Akman To Serve as Interim Chair of the Department of Psychiatry and Behavioral Sciences

Jeffrey S. Akman, MD
August 19, 2021

The George Washington University (GW) School of Medicine and Health Sciences (SMHS) has tapped Jeffrey S. Akman, MD ’81, RESD ’85, to serve as the interim chair of the Department of Psychiatry and Behavioral Sciences. Akman, who served as the vice president for health affairs, the Walter A. Bloedorn Professor of Administrative Medicine, and the dean of SMHS until January 2020 and as the Leon M. Yochelson Professor and Chair of the Department of Psychiatry and Behavioral Sciences from 2001 until 2011, will begin in this role on Aug. 16, 2021.

“It is wonderful that Dr. Akman has agreed to serve in this interim role during this transitional time in the Department of Psychiatry and Behavioral Sciences,” said Barbara L. Bass, MD, RESD ’86, vice president for health affairs, dean of SMHS, and CEO of The GW Medical Faculty Associates. “His experience serving as the former chair of the department and the dean of the school make him the ideal choice to serve in this role, particularly in this time of many transitions. I am grateful that he accepted my request to lead this team of renowned physicians and mental health professionals.”

Akman, a double alumnus, has a long history of leadership and honors within SMHS. In addition to serving as the dean, he has been the recipient of the school’s Distinguished Teacher Award and the university’s Alumni Service Award and prestigious George Washington Award. Within the psychiatry department, he has also held multiple leadership positions, beginning as the department’s chief resident and ultimately advancing to serve as the Leon M. Yochelson Professor and Chair of the Department of Psychiatry and Behavioral Sciences.

While serving as the chair of the Department of Psychiatry and Behavioral Sciences, Akman expanded the faculty as well as the scope and quality of the department’s educational and clinical programs. As the nation’s first openly gay dean of a medical school, he led the expansion of efforts in diversity, equity, and inclusion in the school and across the GW university campus. He significantly increased philanthropy and expanded student scholarship funding and also launched the GW Cancer Center during his tenure. Akman was instrumental in leading SMHS to successful LCME accreditation with distinction, while transforming the medical education and health sciences curricula and with the introduction of highly sought innovative programs including clinical public health, culinary medicine, and others.

“F. Scott Fitzgerald famously wrote that 'there are no second acts in American lives.' I look forward to proving him wrong as I embark on this exciting opportunity to serve once again as the GW psychiatry chair. This department has a rich history, outstanding faculty and alumni, terrific residency and medical education programs and an internationally-recognized research program. It has long provided exceptional clinical care and, undoubtedly, has an exciting future ahead of it. I want to express my sincere gratitude to my colleague and friend, Jim Griffith, for his superb leadership of the department and to Dean Bass for this appointment. I look forward to serving in this capacity until a new, permanent chair is appointed,” said Akman.

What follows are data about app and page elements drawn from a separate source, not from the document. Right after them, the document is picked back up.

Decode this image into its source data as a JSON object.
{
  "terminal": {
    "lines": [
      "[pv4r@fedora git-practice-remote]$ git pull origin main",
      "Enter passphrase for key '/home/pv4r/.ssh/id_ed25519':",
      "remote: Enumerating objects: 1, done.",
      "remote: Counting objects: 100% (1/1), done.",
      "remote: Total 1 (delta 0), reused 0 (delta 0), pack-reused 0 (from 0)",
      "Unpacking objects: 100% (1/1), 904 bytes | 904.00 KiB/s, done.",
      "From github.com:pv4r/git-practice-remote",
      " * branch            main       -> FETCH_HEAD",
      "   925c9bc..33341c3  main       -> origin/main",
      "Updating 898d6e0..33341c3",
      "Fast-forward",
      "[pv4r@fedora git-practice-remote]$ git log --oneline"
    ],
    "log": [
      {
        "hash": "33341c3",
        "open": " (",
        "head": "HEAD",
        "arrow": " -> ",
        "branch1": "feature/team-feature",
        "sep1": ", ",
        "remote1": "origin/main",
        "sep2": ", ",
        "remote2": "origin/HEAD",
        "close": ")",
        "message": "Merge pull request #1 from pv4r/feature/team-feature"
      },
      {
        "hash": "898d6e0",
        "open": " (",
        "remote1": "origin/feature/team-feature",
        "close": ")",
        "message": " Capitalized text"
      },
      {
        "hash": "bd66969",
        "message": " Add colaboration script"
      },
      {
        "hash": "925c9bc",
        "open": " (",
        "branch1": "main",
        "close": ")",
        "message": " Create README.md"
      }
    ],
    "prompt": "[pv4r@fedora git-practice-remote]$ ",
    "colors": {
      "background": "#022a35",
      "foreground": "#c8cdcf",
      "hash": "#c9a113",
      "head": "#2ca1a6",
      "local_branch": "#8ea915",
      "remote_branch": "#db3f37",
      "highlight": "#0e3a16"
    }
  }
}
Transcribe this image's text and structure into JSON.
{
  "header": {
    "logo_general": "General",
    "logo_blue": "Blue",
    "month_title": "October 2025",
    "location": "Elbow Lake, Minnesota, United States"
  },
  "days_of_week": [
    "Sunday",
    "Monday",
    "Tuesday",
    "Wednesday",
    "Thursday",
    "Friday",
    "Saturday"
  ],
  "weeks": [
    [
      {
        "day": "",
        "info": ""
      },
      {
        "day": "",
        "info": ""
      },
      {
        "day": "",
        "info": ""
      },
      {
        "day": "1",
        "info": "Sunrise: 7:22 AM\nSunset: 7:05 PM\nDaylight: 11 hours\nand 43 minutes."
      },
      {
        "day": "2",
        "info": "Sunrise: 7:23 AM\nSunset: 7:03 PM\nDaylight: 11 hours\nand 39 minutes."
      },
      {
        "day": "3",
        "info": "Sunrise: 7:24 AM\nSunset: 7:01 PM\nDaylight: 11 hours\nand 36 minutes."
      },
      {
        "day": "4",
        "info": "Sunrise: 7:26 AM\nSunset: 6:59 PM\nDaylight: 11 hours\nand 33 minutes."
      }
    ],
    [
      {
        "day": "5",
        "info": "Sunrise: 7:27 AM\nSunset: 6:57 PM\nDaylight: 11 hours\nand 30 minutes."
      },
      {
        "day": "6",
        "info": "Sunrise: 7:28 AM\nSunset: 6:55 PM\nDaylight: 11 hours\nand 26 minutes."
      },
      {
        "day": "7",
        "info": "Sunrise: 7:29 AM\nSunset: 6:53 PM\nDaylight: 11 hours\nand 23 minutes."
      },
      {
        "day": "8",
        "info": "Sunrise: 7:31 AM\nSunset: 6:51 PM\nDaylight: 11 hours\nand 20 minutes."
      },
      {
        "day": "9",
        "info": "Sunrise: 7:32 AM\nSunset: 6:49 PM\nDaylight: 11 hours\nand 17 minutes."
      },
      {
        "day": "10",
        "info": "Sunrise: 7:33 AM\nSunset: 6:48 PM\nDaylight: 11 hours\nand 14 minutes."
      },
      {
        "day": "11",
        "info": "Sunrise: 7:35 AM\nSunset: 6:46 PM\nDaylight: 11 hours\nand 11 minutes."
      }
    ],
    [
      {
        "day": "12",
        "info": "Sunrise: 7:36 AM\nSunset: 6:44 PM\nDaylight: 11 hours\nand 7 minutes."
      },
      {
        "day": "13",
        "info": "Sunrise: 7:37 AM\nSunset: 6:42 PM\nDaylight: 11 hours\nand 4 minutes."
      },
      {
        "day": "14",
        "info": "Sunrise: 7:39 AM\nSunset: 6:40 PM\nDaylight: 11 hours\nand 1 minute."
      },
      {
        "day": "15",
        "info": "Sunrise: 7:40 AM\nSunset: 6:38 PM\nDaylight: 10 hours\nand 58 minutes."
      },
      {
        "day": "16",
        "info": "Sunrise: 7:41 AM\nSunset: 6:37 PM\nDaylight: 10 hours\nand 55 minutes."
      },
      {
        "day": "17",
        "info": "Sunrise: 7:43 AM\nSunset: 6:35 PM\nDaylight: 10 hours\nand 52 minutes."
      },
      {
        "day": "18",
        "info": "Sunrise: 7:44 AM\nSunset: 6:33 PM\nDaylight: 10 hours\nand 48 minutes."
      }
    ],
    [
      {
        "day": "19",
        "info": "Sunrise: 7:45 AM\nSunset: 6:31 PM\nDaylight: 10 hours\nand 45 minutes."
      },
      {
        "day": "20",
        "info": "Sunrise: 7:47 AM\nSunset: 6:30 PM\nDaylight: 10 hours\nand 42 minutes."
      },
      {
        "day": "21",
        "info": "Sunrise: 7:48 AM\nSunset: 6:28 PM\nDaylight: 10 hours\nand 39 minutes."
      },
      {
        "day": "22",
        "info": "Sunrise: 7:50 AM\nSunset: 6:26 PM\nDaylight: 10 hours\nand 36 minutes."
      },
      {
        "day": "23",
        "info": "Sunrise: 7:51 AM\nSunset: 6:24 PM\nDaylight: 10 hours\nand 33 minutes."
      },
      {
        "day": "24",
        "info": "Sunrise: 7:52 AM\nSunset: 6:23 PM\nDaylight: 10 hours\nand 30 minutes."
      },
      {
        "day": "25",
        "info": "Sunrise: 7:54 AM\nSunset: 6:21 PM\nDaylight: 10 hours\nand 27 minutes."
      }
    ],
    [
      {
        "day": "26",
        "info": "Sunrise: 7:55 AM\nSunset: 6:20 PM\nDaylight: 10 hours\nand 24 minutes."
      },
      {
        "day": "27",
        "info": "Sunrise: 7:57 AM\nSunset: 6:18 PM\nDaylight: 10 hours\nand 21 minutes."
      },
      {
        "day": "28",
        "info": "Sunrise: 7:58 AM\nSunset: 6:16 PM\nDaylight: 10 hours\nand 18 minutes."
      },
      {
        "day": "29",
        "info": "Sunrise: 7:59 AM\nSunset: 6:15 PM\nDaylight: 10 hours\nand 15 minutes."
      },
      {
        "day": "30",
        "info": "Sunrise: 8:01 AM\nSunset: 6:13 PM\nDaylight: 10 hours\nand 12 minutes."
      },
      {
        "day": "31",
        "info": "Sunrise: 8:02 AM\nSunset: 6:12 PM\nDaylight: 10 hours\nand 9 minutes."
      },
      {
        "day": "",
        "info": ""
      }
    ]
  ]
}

James L. Griffith, MD, has served as the Leon M. Yochelson Professor and chair of the Department of Psychiatry and Behavioral Sciences for the past 10 years. A national leader in translating basic neuroscience research into humanistic psychiatric therapy, Griffith helped to bring the Baltimore Washington Center for Psychoanalysis into the department as an academic division. Under his leadership, the department has earned national recognition for its residency program and its programs in global psychiatry and the rehabilitation and treatment of political torture-survivors in the U.S. and other countries. Griffith has been a GW MFA/SMHS faculty member since 1994. He has been multiply recognized, including for his efforts in psychiatric education and in human rights.

“We are grateful to Dr. Griffith for his service and commitment to GW, to the School of Medicine and Health Sciences, the GW Medical Faculty Associates, and to our patients,” said Bass. “We look forward to his continued contributions to our programs, knowing he is both a superb practitioner and most gifted educator.”